### Website and app data records
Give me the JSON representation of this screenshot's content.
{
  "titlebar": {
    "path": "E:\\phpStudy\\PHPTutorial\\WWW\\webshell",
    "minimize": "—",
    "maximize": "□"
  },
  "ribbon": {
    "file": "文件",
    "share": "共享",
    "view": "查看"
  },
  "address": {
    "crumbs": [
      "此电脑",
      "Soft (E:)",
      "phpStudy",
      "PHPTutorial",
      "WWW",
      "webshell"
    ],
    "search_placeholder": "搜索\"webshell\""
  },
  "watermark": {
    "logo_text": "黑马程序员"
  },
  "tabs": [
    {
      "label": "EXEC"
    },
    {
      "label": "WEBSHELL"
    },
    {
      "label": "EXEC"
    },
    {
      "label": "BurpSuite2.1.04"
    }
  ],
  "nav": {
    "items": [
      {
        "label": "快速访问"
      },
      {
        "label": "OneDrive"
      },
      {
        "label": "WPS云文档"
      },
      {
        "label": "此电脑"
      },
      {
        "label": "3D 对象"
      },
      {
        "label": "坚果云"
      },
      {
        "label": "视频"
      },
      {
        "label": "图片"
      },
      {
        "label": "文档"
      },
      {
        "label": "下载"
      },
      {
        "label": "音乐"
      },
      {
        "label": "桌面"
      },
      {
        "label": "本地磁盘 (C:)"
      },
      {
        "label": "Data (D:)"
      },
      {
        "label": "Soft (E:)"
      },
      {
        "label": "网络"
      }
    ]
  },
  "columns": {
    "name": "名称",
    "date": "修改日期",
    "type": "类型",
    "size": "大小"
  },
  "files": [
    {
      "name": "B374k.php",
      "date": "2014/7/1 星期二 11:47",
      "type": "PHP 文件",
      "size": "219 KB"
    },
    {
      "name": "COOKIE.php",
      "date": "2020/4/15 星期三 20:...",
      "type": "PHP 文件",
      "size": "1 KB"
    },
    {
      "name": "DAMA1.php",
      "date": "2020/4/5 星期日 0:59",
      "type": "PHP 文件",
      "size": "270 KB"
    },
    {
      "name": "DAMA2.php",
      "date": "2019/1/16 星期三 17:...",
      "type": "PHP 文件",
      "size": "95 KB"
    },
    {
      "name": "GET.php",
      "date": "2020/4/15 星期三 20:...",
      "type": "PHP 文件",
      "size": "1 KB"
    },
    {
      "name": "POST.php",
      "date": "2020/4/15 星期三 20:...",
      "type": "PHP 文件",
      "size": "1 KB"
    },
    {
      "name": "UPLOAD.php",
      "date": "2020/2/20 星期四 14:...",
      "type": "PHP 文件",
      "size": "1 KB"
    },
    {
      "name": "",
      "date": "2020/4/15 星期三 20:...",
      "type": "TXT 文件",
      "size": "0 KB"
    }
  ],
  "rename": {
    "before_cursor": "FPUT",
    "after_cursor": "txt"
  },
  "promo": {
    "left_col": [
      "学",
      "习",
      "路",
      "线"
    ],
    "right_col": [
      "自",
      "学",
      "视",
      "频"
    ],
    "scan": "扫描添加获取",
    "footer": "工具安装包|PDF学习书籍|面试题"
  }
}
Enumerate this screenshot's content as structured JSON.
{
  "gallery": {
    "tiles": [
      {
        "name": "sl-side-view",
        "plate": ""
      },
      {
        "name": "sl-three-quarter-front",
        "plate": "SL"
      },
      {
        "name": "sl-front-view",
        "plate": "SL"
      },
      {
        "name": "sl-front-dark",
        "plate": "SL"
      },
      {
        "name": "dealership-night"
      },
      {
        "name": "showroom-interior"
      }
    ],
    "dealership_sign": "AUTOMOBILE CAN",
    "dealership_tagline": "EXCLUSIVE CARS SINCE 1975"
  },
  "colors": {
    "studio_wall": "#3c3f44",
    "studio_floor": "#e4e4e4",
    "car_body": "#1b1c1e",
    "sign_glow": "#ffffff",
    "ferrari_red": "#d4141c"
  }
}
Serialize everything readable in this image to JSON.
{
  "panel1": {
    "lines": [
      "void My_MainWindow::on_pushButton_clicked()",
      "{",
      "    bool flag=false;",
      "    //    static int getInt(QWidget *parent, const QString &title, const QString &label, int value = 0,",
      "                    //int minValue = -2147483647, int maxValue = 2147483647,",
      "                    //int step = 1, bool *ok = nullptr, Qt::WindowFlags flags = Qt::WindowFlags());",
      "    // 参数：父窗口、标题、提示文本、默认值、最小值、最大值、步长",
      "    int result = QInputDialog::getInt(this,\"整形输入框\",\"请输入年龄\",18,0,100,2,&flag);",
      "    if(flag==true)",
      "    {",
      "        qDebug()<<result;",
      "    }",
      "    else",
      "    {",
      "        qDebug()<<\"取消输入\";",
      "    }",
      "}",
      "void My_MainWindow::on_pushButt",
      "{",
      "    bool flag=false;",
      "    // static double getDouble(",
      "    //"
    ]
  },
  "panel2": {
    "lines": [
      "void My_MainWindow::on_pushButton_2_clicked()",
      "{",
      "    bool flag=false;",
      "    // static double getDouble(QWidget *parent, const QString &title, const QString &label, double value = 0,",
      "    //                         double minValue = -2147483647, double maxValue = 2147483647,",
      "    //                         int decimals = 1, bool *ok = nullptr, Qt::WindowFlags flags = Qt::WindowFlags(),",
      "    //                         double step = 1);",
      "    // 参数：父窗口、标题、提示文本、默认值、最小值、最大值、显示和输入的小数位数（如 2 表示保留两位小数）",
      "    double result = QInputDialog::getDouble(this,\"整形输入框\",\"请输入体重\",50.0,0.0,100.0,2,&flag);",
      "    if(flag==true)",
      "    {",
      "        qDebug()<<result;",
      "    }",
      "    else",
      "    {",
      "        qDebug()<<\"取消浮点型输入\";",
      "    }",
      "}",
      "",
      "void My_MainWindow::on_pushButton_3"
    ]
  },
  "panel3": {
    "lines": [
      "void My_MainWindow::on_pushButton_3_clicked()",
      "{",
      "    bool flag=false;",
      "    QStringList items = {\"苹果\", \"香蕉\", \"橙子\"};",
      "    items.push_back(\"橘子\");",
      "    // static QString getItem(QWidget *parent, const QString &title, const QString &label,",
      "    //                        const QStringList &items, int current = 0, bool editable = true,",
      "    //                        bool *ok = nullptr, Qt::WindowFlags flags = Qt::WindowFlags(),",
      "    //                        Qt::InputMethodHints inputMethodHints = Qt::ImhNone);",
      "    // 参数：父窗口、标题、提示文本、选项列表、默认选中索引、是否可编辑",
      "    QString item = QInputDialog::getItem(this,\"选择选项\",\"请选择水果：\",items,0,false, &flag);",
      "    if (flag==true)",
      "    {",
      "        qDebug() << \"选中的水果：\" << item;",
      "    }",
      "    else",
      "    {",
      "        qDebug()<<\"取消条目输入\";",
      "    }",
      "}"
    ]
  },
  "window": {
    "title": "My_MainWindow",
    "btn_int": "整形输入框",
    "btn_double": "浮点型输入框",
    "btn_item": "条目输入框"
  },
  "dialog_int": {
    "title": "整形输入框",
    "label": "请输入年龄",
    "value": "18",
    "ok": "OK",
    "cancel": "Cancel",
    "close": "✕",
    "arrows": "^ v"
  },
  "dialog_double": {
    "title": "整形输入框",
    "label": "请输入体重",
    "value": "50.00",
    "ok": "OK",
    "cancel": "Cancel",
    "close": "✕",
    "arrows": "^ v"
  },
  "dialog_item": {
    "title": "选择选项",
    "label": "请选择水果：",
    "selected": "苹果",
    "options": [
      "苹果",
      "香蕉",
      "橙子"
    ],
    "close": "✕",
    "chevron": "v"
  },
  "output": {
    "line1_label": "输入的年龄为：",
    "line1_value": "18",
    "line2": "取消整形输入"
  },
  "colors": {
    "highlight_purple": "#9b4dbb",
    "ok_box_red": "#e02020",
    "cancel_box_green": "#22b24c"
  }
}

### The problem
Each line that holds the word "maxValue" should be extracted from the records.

### Your response
      "                    //int minValue = -2147483647, int maxValue = 2147483647,",
      "    //                         double minValue = -2147483647, double maxValue = 2147483647,",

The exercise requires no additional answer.